how to prepare for public speaking

"Speaking" of Leadership

This past weekend I was honored to speak at the Exalt Conference that was put on by a coach training organization called Lark's Song  (If any of you are interested in becoming a certified coach you should check out this program. All I can say is: quality people doing quality coaching work.)

Being an extrovert's extrovert, if I am not taking care of myself 36 hours before the event, I will either run out of energy before I get on stage or during my talk. So, I thought I would put down some thoughts on how I practice “self-care” prior to speaking at an event or just preparing for a full day of training (I will say, the better I know the material, the more I may sway from these ideas.)

Scott’s Rules for Self-Care Prior To Public Speaking

The day before/the morning of:

  1. Hydrate, hydrate, hydrate. I drink at least 100 ounces of water (half my body weight in ounces) the day prior, and the day of the event. If I am giving the first talk at 8 or 9am, then I will probably only get in 16 to 24 ounces. Hydrating prevents my body from pulling energy from other sources. It is also important to flush any cortisol-related to stress from my body.

  2. Eat right. That means balancing carbs and proteins and limiting my fat intake. I have reflux from time to time that is totally dietarily-triggered. So, I need to make sure I am getting both the protein I need for strength, and the carbs I need for energy.

  3. One last look. I like to go over my talk one last time prior to going to bed. I make sure my presentation delivers the message I want within the time given, and the stories I am using make sense.

  4. Sleep. Even if I am with a client at dinner, I try my best to be in bed early. A good night's sleep is so important for a number of reasons. In a 2014 article in Sleep Science, author Mindy Friedman concludes, "Sleep deprivation results in objective changes in effort including reductions in the speed of task completion, work rates and the number of solutions attempted. A preference for lower effort tasks, less challenging non-academic tasks and the selection of only high priority tasks have been observed.”

  5. Morning routine. When I wake up the next day, after my devotion and meditation time, I open my presentation and go over it one more time. I find this combination of good rest the night before and revisiting my presentation in the morning vital to my preparation. I don’t cloud my thoughts with TV or news. I might glance at a headline so I am current, but I don’t bog myself down with items that I can’t concern myself with prior to a talk.

15 minute Warning

  1. Opening Visualization.

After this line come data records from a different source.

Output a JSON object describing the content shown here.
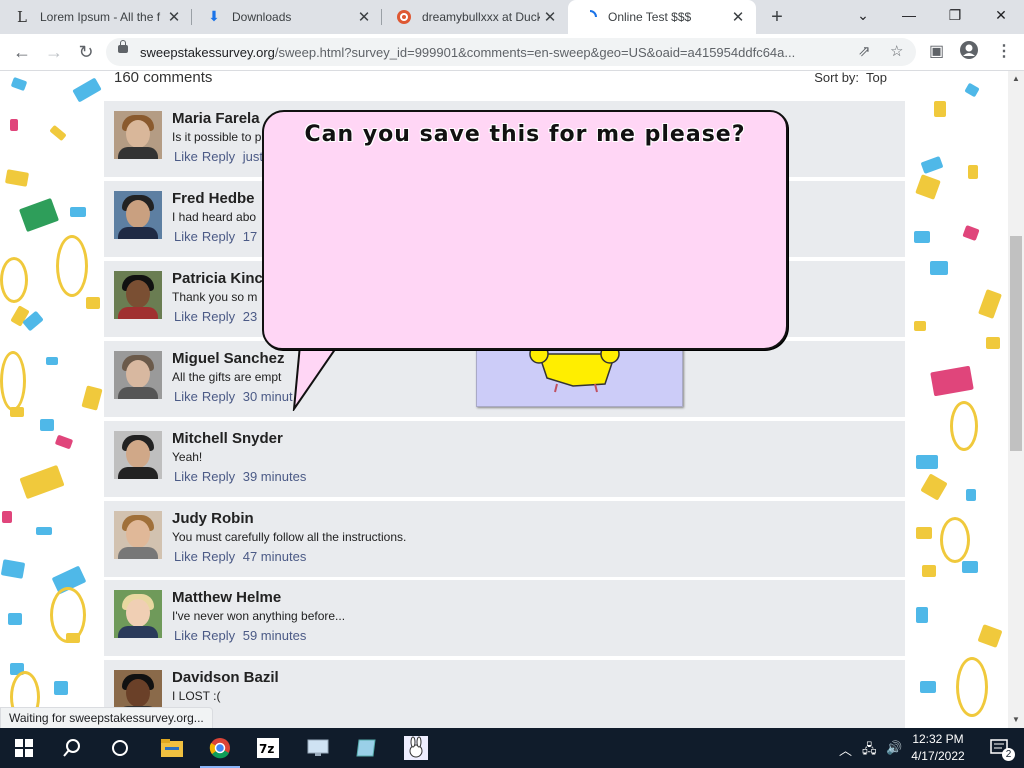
{
  "browser": {
    "tabs": [
      {
        "title": "Lorem Ipsum - All the f",
        "icon": "L"
      },
      {
        "title": "Downloads",
        "icon": "download-icon"
      },
      {
        "title": "dreamybullxxx at Duck",
        "icon": "duckduckgo-icon"
      },
      {
        "title": "Online Test $$$",
        "icon": "loading-icon"
      }
    ],
    "url": {
      "domain": "sweepstakessurvey.org",
      "rest": "/sweep.html?survey_id=999901&comments=en-sweep&geo=US&oaid=a415954ddfc64a..."
    }
  },
  "comments": {
    "count_label": "160 comments",
    "sort_label": "Sort by:",
    "sort_value": "Top",
    "like_label": "Like",
    "reply_label": "Reply",
    "items": [
      {
        "name": "Maria Farela",
        "text": "Is it possible to p",
        "time": "just"
      },
      {
        "name": "Fred Hedbe",
        "text": "I had heard abo",
        "time": "17"
      },
      {
        "name": "Patricia Kinc",
        "text": "Thank you so m",
        "time": "23"
      },
      {
        "name": "Miguel Sanchez",
        "text": "All the gifts are empt",
        "time": "30 minut"
      },
      {
        "name": "Mitchell Snyder",
        "text": "Yeah!",
        "time": "39 minutes"
      },
      {
        "name": "Judy Robin",
        "text": "You must carefully follow all the instructions.",
        "time": "47 minutes"
      },
      {
        "name": "Matthew Helme",
        "text": "I've never won anything before...",
        "time": "59 minutes"
      },
      {
        "name": "Davidson Bazil",
        "text": "I LOST :(",
        "time": ""
      }
    ]
  },
  "popup": {
    "text": "Can you save this for me please?"
  },
  "status_text": "Waiting for sweepstakessurvey.org...",
  "taskbar": {
    "time": "12:32 PM",
    "date": "4/17/2022",
    "notifications": "2"
  },
  "colors": {
    "tab_strip": "#dee1e6",
    "comment_bg": "#e9ebee",
    "link_blue": "#4b5a86",
    "popup_pink": "#ffd6f5",
    "mascot_box": "#ccccf8",
    "taskbar": "#101c2b"
  }
}
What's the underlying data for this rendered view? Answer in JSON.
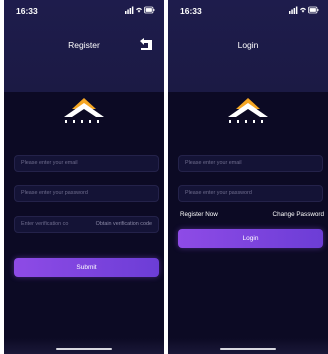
{
  "colors": {
    "background": "#0c0a24",
    "header": "#1e1c4c",
    "input_background": "#141336",
    "button_gradient_start": "#8e4be6",
    "button_gradient_end": "#6c3dd6",
    "logo_orange": "#f5a623"
  },
  "register_screen": {
    "status": {
      "time": "16:33"
    },
    "nav": {
      "title": "Register",
      "back_icon": "back-return-icon"
    },
    "logo": {
      "icon": "brand-mountain-logo-icon"
    },
    "form": {
      "email_placeholder": "Please enter your email",
      "password_placeholder": "Please enter your password",
      "verification_placeholder": "Enter verification co",
      "obtain_code_label": "Obtain verification code",
      "submit_label": "Submit"
    }
  },
  "login_screen": {
    "status": {
      "time": "16:33"
    },
    "nav": {
      "title": "Login"
    },
    "logo": {
      "icon": "brand-mountain-logo-icon"
    },
    "form": {
      "email_placeholder": "Please enter your email",
      "password_placeholder": "Please enter your password",
      "register_now_label": "Register Now",
      "change_password_label": "Change Password",
      "login_label": "Login"
    }
  }
}
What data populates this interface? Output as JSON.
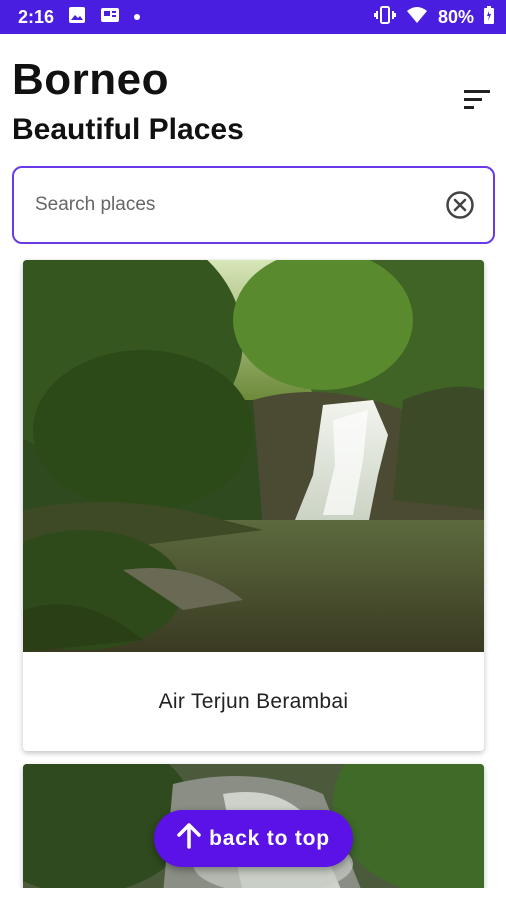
{
  "status_bar": {
    "time": "2:16",
    "battery": "80%",
    "icons": [
      "image-icon",
      "news-icon",
      "notification-dot-icon",
      "vibrate-icon",
      "wifi-icon",
      "battery-icon"
    ]
  },
  "header": {
    "title": "Borneo",
    "subtitle": "Beautiful Places",
    "sort_icon": "sort-icon"
  },
  "search": {
    "placeholder": "Search places",
    "value": "",
    "clear_icon": "clear-icon"
  },
  "places": [
    {
      "name": "Air Terjun Berambai"
    }
  ],
  "fab": {
    "label": "back to top",
    "icon": "arrow-up-icon"
  },
  "colors": {
    "status_bar": "#4a1ee0",
    "accent": "#5a12e6",
    "search_border": "#6a3ae8"
  }
}
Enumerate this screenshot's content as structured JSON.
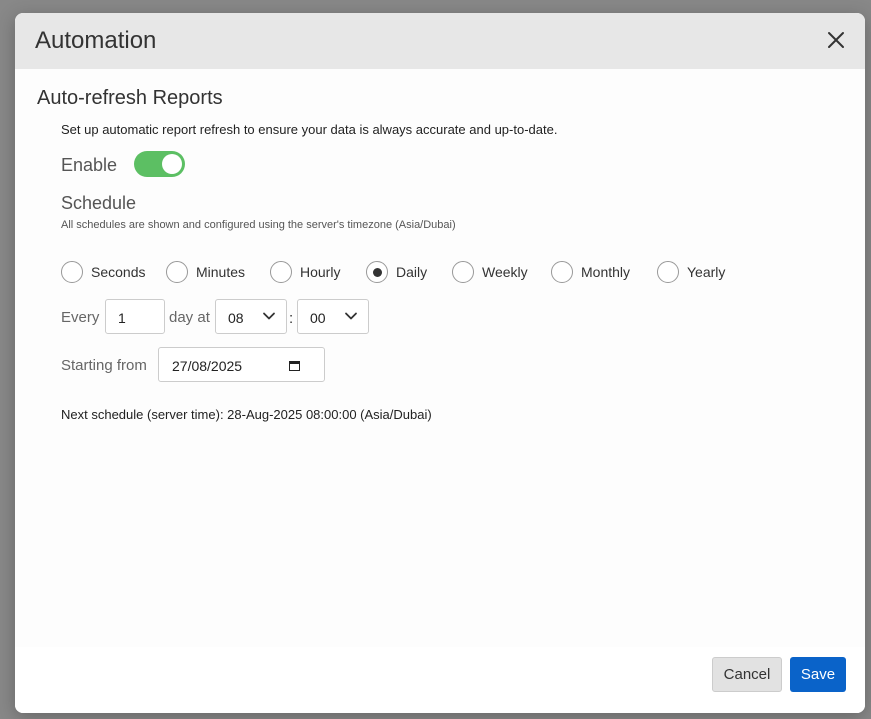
{
  "modal": {
    "title": "Automation"
  },
  "section": {
    "title": "Auto-refresh Reports",
    "description": "Set up automatic report refresh to ensure your data is always accurate and up-to-date."
  },
  "enable": {
    "label": "Enable",
    "on": true,
    "accent": "#5cbf63"
  },
  "schedule": {
    "title": "Schedule",
    "timezone_note": "All schedules are shown and configured using the server's timezone (Asia/Dubai)",
    "frequencies": [
      {
        "label": "Seconds",
        "checked": false
      },
      {
        "label": "Minutes",
        "checked": false
      },
      {
        "label": "Hourly",
        "checked": false
      },
      {
        "label": "Daily",
        "checked": true
      },
      {
        "label": "Weekly",
        "checked": false
      },
      {
        "label": "Monthly",
        "checked": false
      },
      {
        "label": "Yearly",
        "checked": false
      }
    ],
    "every_label": "Every",
    "every_value": "1",
    "day_at_label": "day at",
    "hour": "08",
    "colon": ":",
    "minute": "00",
    "start_label": "Starting from",
    "start_date": "27/08/2025",
    "next_schedule": "Next schedule (server time): 28-Aug-2025 08:00:00 (Asia/Dubai)"
  },
  "footer": {
    "cancel_label": "Cancel",
    "save_label": "Save",
    "save_color": "#0a63c9"
  }
}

I write out my opening 3 minutes. I then visualize myself stepping onstage, smiling, and delivering the first 3 minutes. I find if I rehearse and memorize my first 3 minutes I am able to get into an unstoppable flow.

  2. Use the restroom. About 10-15 minutes prior to going on stage I use the facilities for two reasons. I have drunk 200 ounces of water over the past 36 hours, and I want to do one final appearance check. I know I am not much to look at, but I want to make sure my shirt is tucked in and my fly is zipped up. This is just a last minute quality check.  (Hint: If you are already mic’ed up make sure the power is off so that if your sound is live everyone in the “house” will not hear you.)

  3. Find a mirror. This one is all about me pumping myself up. Sometimes there is a mirror in the green room or restroom. So after I make sure I look presentable, I look myself in the mirror and say:

    1. You are a child of God

    2.  You are using your unique giftedness

    3. Have some fun out there.

  4. Take deep breaths. About 3 minutes before my music is queued I try to take about 10 deep, yoga style breaths. Often even those around me will not know I am doing this. This breathing both calms me and centers me on my topic.

  5. Smile. My goal is to be smiling and relaxed before I go on. I want everyone around me to be relaxed. If they are relaxed then I am relaxed. If there are tense people, I try and avoid them. I want nothing but positive energy and smiles prior to going on stage.

These are just some things I have noticed the last few times I presented. I would be interested in hearing from you. What do you do prior to making a presentation that allows you to be successful?